_RECORDED DATA_
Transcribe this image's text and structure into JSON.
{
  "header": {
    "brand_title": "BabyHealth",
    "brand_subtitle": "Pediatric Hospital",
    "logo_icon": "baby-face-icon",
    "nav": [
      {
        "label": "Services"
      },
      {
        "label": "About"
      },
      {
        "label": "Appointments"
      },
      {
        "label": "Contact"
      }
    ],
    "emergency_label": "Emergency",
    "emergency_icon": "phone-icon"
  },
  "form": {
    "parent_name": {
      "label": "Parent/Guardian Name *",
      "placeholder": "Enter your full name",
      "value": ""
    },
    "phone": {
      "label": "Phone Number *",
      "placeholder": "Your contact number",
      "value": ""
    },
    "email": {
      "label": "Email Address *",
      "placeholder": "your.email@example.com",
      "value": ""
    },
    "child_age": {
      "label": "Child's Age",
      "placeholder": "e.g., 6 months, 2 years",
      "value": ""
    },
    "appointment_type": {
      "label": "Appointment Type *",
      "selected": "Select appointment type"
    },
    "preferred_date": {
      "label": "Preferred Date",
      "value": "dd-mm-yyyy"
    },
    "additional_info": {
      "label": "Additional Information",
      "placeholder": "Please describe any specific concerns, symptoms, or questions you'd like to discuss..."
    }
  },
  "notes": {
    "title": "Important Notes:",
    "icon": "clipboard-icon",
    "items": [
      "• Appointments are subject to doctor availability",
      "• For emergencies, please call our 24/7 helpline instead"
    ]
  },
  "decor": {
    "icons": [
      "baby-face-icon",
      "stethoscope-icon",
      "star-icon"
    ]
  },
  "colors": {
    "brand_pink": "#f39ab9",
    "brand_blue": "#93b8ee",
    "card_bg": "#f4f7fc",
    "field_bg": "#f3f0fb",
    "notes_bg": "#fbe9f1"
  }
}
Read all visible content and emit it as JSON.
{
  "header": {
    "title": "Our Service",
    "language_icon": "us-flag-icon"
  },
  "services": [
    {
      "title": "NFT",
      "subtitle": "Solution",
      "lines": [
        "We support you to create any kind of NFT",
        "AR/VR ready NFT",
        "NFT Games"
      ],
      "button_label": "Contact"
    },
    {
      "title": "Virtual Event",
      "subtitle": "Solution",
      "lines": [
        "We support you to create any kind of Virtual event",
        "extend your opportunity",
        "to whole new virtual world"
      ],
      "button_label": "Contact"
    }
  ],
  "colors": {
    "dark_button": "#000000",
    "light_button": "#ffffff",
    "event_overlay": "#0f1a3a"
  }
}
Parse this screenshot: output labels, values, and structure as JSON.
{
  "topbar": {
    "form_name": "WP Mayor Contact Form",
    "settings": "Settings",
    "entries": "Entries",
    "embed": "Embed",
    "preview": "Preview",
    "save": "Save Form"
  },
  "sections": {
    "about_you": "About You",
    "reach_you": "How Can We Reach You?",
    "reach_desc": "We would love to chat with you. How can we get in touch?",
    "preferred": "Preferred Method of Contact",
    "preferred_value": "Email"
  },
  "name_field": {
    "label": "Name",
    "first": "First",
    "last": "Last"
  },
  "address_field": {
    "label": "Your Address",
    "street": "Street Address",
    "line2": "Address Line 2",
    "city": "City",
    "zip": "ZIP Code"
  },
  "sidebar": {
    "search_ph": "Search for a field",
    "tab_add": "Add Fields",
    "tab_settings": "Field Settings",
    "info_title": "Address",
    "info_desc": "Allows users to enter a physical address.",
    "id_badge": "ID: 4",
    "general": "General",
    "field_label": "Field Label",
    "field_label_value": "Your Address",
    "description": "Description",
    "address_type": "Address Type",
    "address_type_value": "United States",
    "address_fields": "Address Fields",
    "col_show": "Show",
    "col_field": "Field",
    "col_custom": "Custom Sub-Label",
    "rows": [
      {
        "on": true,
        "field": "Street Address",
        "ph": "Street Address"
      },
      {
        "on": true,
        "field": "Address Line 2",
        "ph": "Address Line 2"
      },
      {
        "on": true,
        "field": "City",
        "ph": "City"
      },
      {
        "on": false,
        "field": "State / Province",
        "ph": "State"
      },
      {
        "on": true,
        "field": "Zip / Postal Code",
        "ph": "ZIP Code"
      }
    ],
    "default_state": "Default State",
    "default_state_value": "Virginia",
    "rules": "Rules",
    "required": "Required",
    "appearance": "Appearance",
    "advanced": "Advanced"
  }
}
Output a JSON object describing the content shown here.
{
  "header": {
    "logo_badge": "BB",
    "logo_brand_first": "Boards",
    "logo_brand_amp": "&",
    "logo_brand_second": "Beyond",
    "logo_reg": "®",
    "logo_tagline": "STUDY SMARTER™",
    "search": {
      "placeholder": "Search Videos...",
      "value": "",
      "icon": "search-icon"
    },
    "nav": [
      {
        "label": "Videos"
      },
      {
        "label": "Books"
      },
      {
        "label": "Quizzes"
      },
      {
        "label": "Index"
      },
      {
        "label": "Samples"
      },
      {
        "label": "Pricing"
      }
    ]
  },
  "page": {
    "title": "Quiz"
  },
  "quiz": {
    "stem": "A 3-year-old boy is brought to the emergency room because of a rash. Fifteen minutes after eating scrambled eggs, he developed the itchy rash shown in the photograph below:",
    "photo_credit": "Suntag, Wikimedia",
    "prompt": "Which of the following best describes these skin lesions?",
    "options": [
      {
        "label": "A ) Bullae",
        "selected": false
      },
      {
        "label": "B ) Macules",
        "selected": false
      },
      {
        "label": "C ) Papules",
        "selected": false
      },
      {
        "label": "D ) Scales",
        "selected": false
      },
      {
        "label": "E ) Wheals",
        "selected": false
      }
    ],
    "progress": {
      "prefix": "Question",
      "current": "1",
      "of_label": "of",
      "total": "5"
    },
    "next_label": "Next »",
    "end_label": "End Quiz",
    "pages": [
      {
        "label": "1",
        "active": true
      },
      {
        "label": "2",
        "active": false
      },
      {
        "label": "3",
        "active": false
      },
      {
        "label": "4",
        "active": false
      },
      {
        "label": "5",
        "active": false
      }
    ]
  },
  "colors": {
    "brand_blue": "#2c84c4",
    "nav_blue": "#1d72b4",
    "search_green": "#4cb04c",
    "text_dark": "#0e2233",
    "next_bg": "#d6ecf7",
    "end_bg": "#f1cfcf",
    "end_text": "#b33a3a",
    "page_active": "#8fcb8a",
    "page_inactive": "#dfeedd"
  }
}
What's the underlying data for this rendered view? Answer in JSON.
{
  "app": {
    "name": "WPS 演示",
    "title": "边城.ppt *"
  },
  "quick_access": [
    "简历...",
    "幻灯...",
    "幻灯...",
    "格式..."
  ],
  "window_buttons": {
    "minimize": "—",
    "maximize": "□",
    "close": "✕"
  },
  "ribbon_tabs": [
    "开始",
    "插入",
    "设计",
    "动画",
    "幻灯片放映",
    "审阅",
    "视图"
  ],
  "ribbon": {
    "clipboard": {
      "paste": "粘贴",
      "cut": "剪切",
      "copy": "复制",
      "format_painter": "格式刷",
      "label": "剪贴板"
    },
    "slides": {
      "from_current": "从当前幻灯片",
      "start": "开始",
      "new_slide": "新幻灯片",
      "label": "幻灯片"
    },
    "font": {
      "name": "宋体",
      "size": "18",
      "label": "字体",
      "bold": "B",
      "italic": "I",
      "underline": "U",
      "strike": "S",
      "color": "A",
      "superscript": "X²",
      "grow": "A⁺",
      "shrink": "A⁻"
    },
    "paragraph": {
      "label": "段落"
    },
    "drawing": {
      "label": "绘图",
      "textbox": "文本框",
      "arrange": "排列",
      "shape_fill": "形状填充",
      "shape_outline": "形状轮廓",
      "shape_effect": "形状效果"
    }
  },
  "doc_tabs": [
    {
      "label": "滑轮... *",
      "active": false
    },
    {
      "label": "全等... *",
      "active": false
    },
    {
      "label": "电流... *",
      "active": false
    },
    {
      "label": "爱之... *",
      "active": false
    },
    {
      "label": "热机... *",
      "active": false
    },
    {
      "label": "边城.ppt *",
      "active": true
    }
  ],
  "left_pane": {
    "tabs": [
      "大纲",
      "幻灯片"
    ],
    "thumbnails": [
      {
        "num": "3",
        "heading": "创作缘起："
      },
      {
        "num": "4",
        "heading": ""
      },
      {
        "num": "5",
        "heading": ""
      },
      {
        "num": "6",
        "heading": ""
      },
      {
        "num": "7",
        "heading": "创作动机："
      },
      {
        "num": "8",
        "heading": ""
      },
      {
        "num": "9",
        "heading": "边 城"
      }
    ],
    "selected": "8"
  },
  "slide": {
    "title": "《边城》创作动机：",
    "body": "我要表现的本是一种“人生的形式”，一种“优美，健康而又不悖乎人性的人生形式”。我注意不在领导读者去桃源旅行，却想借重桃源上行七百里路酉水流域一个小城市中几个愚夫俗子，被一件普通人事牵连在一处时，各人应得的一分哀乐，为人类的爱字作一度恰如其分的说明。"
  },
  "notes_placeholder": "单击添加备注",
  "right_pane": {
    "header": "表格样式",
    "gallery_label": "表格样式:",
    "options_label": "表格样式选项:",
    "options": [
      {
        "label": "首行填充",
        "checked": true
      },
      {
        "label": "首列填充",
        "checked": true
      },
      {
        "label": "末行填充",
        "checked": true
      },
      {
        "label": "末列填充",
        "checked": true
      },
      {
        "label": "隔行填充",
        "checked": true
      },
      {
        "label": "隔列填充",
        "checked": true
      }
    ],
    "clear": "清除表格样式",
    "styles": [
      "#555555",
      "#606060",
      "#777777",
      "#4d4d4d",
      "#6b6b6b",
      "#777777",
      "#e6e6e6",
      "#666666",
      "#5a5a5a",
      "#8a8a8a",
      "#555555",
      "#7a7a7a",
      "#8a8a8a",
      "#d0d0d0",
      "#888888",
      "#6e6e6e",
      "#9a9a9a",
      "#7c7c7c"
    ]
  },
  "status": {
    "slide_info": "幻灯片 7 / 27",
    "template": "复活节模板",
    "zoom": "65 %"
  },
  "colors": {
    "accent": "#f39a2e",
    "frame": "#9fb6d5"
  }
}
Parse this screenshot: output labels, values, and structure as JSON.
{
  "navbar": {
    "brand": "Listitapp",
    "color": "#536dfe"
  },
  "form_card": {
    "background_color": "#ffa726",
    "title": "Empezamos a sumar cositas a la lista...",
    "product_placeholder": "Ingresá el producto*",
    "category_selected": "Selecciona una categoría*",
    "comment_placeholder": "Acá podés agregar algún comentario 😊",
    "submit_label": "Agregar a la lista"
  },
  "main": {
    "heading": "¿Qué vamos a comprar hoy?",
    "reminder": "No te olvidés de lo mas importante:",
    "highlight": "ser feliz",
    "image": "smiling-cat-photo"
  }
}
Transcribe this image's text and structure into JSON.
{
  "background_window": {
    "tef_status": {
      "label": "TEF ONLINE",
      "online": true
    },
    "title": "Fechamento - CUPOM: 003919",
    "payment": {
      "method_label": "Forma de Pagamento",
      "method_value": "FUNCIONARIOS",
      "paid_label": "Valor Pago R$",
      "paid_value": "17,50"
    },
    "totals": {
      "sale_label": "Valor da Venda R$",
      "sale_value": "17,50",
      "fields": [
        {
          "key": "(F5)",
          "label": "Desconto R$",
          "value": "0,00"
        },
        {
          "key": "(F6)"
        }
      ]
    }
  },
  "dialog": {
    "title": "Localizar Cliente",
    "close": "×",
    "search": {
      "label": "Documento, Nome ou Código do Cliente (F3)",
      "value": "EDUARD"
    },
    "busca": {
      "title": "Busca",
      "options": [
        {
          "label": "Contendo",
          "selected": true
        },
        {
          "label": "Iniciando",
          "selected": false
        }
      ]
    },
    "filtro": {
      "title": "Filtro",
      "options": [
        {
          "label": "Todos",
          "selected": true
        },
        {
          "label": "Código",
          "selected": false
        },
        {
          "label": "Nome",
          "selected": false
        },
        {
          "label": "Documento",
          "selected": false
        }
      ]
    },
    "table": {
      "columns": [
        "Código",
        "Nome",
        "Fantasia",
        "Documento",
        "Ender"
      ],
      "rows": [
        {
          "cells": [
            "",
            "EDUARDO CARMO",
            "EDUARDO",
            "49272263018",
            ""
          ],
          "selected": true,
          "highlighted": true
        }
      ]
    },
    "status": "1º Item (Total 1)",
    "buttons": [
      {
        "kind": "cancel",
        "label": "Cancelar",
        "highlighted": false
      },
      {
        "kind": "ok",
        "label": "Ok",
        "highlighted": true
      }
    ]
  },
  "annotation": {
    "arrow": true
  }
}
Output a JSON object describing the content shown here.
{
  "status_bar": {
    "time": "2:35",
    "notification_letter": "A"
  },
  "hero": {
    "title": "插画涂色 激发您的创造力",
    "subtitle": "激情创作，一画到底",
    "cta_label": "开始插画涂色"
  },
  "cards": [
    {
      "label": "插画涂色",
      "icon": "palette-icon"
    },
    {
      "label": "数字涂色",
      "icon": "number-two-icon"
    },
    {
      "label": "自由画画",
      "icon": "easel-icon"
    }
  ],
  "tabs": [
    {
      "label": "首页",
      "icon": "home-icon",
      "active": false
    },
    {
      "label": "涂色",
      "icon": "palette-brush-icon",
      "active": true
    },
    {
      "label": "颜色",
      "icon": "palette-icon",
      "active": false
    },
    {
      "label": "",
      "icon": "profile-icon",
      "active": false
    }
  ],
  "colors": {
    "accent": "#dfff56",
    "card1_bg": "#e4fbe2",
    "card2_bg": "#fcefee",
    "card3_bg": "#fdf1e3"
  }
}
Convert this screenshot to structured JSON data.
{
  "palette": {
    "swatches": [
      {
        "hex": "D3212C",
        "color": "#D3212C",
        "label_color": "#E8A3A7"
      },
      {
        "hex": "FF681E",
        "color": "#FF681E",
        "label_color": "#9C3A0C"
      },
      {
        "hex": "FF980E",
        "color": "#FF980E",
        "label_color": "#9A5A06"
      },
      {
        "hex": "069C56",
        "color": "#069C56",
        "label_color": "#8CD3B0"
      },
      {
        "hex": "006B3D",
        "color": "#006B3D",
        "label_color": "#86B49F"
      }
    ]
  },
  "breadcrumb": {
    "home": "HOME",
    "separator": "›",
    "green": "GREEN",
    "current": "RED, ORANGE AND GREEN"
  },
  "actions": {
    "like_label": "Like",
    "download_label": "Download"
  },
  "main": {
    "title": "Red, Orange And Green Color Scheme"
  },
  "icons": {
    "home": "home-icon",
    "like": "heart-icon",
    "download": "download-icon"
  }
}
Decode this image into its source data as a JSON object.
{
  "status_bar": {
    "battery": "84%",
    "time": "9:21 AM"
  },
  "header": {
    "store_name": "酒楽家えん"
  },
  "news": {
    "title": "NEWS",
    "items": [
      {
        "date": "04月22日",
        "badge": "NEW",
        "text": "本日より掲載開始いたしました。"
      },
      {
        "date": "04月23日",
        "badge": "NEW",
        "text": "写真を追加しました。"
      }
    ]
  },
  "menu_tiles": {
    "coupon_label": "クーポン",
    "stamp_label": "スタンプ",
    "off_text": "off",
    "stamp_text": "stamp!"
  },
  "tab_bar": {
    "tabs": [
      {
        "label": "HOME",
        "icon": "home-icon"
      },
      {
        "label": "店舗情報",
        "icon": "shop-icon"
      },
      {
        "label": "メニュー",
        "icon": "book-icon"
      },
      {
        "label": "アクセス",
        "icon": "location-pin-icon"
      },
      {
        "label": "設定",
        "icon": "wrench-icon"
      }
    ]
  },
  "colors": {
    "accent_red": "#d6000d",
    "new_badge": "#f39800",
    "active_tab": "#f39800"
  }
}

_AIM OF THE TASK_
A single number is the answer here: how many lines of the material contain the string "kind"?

_TASK RESULT_
4